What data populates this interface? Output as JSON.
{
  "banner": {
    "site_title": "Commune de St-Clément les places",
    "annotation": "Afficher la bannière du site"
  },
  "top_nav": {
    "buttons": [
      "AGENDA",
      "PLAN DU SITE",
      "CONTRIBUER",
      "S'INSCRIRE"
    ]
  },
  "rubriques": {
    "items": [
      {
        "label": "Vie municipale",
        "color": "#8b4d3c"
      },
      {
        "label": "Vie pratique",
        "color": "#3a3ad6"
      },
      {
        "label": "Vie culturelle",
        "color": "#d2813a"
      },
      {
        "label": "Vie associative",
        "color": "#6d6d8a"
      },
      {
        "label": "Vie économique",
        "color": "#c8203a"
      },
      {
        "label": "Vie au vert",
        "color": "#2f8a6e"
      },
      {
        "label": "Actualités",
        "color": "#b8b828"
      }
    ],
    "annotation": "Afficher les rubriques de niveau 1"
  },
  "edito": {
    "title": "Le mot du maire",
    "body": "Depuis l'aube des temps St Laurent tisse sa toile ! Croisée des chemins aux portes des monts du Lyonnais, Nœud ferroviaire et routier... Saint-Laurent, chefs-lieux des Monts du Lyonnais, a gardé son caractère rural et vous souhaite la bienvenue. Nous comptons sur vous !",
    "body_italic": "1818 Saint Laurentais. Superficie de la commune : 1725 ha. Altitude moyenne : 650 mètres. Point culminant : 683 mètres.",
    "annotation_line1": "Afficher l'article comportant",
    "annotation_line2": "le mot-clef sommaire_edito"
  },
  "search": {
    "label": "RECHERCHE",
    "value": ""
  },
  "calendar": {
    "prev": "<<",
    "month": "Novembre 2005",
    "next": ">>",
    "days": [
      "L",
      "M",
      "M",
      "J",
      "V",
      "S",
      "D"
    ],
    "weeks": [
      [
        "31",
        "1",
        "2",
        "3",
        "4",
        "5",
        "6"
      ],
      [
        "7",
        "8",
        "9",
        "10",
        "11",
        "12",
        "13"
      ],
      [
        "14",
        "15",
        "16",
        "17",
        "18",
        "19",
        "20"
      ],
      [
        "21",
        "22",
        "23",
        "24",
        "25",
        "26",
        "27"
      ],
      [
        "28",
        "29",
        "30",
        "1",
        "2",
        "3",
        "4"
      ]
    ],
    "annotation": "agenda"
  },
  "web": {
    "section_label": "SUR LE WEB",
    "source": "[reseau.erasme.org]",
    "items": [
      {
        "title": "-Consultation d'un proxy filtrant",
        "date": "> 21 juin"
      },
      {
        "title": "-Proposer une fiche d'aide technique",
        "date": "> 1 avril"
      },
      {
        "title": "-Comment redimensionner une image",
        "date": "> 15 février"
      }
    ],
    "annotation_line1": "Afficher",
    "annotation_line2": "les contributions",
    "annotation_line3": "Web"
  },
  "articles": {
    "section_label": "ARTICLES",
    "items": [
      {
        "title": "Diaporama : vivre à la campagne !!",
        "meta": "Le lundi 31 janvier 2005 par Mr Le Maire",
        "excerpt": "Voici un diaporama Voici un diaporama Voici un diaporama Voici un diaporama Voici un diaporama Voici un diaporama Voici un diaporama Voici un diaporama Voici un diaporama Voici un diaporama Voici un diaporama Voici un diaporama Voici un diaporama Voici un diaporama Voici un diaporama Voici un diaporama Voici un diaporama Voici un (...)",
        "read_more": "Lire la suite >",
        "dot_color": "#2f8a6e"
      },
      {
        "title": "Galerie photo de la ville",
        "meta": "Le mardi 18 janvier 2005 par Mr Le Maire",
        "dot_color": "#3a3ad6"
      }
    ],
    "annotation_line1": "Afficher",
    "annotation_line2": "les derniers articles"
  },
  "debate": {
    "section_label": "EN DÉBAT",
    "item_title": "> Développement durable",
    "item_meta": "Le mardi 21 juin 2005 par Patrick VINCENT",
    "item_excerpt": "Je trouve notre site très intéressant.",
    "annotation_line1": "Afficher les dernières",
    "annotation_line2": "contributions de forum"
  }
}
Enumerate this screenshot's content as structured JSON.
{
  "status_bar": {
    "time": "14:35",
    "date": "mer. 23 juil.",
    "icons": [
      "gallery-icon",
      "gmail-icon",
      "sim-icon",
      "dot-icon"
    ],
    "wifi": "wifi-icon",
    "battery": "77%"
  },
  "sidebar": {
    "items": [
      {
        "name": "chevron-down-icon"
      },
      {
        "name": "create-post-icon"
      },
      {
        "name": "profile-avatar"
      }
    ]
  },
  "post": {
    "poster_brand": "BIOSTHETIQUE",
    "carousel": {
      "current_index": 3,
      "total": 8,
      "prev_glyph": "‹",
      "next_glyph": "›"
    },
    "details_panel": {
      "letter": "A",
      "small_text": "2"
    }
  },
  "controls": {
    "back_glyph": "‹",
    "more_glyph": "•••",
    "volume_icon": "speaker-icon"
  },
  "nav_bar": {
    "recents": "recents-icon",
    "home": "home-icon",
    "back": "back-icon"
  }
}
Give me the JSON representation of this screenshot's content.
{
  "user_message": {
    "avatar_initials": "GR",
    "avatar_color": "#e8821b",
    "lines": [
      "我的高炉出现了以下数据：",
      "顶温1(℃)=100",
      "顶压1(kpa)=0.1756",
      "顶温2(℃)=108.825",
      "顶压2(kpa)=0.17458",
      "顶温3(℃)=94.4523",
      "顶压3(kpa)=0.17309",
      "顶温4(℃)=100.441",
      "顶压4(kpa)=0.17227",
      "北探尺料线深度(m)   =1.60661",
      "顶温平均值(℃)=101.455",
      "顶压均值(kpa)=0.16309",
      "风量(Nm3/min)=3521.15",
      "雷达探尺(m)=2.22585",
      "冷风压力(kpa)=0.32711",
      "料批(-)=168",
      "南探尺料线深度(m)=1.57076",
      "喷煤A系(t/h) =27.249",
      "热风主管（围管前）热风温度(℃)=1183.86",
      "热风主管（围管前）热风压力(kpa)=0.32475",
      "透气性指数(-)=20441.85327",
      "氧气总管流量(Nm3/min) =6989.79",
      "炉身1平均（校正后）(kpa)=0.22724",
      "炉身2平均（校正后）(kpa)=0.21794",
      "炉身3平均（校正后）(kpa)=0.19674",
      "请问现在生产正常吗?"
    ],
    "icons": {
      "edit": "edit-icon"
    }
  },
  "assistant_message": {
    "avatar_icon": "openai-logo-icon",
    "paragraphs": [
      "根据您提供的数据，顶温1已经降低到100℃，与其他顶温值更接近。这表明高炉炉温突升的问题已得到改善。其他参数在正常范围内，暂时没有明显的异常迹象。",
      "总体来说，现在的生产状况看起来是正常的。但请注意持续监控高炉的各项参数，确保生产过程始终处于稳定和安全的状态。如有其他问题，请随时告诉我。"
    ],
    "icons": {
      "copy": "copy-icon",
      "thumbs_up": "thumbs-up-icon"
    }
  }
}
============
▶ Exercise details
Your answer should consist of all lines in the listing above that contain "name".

▶ Written response
        "name": "chevron-down-icon"
        "name": "create-post-icon"
        "name": "profile-avatar"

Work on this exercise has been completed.